Déjà vu is a wonderful thing. It struck me the other day whilst I was surfing the web catching up on news.
Back in the 70s, when computing hardware was really expensive, we had thin clients. The computer you used was little more than an I/O terminal and all processing occurred on the server. This evolved in the 80s, thanks to X, into graphical thin clients which look remarkably similar to the interfaces you still see today in most computing environments.
Then computer hardware became cheaper. People wanted to do more with their computers, and they wanted to do it where it was more convenient for them. The personal computing revolution occurred. Computing moved from the office to the home.
Then networking became cheaper. People wanted to do more with each other, and they wanted to do it in a form that was more friendly to them. The World Wide Web was born. Computing moved from the desktop to the browser.
Then computers became smaller. People wanted to stay connected and take their computers with them. Enter laptops and smartphones. The era of mobile computing was upon us. Computing moved, well, everywhere… and it hasn’t stopped moving.
During all this time, people’s expectations of software have continued to increase. That translates to more code, more machine instructions, more processing and, ultimately, more power consumed. But while processing speeds have continued to rise exponentially, power availability and density hasn’t.
It wasn’t so obvious when we were all plugged into mains power, because you never saw the electricity that your computing activities were consuming. But once computing became mobile, it became painfully obvious to everyone. Battery life sucks.
As can be clearly seen in the above laptop, batteries already take up around half of the volume inside a mobile device. There is, obviously, a finite limit on how much power can be stored in such devices… yet our demand for more and more powerful applications seems endless.
The reason why Steve Jobs did not allow Flash on iOS was because of power consumption. No matter how brilliant the hardware, one fun but poorly written Flash game could drain the battery completely within tens of minutes. And who would be blamed for the device suddenly powering off? You got it – Apple. Not ‘CrappyFlashDeveloper47238’ – Apple. Who would get slammed in forums and the press – Apple. Who would lose money because of it – Apple.
Awesome apps use up awesome amounts of power. It’s as simple as that. So the only way we are going to get more and more awesome apps is if we work out a way to shift the power drain to somewhere where it doesn’t matter (as much). So rather than do all the processing on the device itself, we shift the processing somewhere else.
Thus 30 years later and we’re headed back to the 80s and thin client graphical terminals. The new terminal is your phone, or your tablet, or your laptop. You use the device to input your commands, and these commands get sent via the Internet to some server – somewhere – that is running the program you are using. The server executes your commands and updates the graphics buffer which is then sent back over the Internet to your device. Your device then just throws it up on your screen.

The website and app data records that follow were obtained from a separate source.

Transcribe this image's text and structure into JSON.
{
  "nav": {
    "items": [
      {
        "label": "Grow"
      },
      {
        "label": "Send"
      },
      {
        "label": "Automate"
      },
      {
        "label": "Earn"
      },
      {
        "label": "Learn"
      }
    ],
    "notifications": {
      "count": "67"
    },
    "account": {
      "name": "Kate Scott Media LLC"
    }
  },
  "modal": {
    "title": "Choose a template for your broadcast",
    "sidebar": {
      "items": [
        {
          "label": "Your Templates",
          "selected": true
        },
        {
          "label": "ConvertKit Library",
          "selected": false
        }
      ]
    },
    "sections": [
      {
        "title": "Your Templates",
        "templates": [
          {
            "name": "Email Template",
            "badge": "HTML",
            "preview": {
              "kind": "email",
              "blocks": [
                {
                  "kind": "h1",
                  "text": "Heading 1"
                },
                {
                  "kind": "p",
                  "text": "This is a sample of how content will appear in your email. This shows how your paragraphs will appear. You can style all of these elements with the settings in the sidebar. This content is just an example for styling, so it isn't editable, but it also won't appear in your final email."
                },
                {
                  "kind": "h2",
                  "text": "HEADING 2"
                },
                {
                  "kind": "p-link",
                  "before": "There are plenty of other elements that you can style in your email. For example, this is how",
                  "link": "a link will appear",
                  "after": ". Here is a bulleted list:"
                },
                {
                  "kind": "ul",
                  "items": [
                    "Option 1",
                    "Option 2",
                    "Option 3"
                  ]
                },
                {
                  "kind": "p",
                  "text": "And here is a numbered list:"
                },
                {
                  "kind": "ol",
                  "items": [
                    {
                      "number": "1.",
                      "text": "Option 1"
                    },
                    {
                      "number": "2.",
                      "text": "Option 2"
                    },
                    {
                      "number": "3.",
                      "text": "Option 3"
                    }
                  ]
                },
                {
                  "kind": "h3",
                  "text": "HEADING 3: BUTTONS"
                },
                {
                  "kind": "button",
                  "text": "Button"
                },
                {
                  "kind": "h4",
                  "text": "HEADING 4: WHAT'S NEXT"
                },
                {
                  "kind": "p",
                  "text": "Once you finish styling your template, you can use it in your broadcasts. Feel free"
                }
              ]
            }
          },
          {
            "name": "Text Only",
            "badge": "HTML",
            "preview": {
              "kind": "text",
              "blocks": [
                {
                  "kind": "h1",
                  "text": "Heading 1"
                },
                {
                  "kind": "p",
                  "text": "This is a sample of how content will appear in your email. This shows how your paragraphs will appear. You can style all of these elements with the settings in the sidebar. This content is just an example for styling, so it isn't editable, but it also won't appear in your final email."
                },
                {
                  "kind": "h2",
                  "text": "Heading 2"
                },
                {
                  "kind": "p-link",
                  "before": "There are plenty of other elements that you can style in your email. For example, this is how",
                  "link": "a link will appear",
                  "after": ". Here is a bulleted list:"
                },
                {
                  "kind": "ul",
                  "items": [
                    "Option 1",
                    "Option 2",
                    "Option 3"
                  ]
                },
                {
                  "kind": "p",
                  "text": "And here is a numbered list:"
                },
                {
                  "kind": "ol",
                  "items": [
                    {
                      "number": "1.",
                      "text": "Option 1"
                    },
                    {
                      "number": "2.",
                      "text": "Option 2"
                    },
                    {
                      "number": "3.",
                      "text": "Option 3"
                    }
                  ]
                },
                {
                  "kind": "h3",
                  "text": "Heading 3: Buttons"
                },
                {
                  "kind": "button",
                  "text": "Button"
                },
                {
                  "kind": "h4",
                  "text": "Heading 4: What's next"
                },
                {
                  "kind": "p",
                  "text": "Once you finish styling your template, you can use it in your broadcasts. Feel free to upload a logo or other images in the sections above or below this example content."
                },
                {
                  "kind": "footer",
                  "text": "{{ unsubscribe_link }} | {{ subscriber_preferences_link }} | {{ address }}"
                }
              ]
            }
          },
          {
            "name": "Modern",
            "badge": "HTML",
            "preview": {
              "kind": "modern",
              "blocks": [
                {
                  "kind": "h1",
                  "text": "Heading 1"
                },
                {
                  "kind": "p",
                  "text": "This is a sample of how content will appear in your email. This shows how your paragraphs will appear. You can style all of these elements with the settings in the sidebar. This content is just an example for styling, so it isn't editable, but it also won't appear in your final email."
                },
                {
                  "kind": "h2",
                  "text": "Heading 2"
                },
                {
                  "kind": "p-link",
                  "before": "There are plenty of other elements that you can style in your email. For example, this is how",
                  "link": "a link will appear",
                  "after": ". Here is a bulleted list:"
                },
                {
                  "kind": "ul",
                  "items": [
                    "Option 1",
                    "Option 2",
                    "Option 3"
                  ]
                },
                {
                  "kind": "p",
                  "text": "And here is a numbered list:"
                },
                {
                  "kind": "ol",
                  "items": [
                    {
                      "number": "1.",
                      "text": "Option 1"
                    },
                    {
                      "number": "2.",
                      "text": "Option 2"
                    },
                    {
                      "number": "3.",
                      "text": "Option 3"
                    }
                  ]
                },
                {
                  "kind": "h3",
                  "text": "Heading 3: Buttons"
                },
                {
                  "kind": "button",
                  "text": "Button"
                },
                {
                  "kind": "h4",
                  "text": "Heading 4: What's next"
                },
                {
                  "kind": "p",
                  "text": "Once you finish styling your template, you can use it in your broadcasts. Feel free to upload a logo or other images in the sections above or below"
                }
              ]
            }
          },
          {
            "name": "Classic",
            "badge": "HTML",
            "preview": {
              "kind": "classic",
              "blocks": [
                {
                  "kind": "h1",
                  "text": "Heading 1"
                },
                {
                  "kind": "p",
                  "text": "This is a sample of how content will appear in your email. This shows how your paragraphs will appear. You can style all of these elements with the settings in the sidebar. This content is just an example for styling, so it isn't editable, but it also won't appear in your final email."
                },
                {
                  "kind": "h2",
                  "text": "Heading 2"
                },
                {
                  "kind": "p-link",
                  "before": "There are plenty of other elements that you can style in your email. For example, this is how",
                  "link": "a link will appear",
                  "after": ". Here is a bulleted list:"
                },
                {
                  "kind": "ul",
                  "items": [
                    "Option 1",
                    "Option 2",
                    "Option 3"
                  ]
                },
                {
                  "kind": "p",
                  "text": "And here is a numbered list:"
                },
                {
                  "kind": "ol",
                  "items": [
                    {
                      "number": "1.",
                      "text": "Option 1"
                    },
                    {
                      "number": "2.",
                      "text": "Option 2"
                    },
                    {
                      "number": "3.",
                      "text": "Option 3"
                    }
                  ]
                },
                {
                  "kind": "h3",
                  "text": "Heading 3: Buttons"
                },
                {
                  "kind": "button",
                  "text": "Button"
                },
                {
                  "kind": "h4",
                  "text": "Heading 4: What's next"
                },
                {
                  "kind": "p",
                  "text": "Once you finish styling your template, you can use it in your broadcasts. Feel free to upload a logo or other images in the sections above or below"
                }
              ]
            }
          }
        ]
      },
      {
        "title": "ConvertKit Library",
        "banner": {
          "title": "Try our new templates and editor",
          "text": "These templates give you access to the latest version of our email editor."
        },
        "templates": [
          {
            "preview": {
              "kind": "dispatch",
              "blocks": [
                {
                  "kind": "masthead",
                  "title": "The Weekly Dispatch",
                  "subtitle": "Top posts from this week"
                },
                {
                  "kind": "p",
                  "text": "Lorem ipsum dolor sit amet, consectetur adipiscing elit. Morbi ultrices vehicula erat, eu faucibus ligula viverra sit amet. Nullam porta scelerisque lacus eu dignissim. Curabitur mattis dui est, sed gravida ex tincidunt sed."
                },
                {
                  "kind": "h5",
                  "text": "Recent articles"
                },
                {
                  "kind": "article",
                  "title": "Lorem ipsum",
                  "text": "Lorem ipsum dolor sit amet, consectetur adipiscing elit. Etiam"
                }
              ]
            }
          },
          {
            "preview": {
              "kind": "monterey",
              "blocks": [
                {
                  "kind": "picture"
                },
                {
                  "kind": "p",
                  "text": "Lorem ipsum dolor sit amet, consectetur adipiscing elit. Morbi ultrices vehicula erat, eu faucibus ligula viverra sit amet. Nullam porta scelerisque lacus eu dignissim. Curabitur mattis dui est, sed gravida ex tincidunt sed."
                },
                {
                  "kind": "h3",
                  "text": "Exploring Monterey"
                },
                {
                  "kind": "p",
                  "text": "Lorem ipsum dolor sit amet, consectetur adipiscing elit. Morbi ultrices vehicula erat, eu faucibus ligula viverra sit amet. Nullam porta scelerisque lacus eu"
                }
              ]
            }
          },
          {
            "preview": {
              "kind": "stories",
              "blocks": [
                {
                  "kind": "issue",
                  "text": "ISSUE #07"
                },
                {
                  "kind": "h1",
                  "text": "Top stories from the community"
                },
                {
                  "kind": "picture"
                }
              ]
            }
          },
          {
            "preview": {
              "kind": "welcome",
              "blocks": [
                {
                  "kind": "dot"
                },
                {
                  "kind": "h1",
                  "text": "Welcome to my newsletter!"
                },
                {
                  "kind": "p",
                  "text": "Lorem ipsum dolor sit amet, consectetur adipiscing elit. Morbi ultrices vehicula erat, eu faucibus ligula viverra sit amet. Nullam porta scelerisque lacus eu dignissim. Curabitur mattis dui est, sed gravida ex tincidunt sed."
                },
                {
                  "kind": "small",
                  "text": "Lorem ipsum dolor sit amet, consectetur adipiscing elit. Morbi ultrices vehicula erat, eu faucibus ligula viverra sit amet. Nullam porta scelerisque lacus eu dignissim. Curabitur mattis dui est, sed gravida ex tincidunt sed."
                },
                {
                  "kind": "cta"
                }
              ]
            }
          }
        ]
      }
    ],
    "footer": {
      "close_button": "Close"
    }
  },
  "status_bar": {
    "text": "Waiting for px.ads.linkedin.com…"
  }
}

Since your device is performing minimal processing, you don’t need any more circuitry than is required to handle the I/O, networking and display. You don’t need a CPU, you dont need fans, you don’t need banks of RAM, you don’t need a disk drive, you don’t need… a heap of expensive components. The device can cost at least half the price and have roughly double the volume dedicated to its battery and, since it is consuming perhaps one-fifth the power (because processing has been offloaded to the server), it would end up with 10x the battery life.
Imagine a $150 laptop that lasts for 40 hours not 4, or a tablet that lasts 80 hours not 8. Having a portable device that you can use all day, every day, and only bother to recharge once a week, now that would be awesome.
This Back to the Future approach also solves two other problems that are argued about over and over again on countless forums, and they are “mac vs pc” and “native apps vs web apps”.
If all of the processing is done server-side then there’s no reason why you can’t connect to different servers for different types of processing. Connect to a virtual Mac and run Photoshop; connect to a virtual Windows box and run Quicken. You get the best of both worlds with no dramas.
The native vs web app argument also becomes moot because you can install any native apps you want on the server you are connecting to. No point trying to argue that your app needs to work offline either, because this approach is a fully online solution and doesn’t pretend to be anything else.
Case study: I spend only 1.09% of an average week outside of Wi-Fi range. I spend less than 0.1% of an average year outside of 3G range. Assuming the mobile device has both forms of connectivity (a fair assumption) its performance would be perfectly fine for me 98.91% of the time. I’m not sure anyone can justify paying twice as much for a device that has negligibly better performance and/or availability – I certainly can’t. Especially when, during those times, I’m usually driving and couldn’t/wouldn’t be using it anyway.
If you don’t have decent connectivity when you need it then, sorry, but that’s your problem. Don’t use it as a reason to criticise ideas on other people’s blogs — fix it.
Interestingly this new form of computing is already with us, at least in nascent form.
Example 3: Gaikai and Nvidia Grid and … all do cloud computing/gaming.
With heavyweights pushing this strategy from different directions (Sony recently purchased Gaikai for $380M, for example) it’s a sure sign that the concept is solid. Now all we have to do is wait and see what implementation and pricing model captures the public’s imagination first.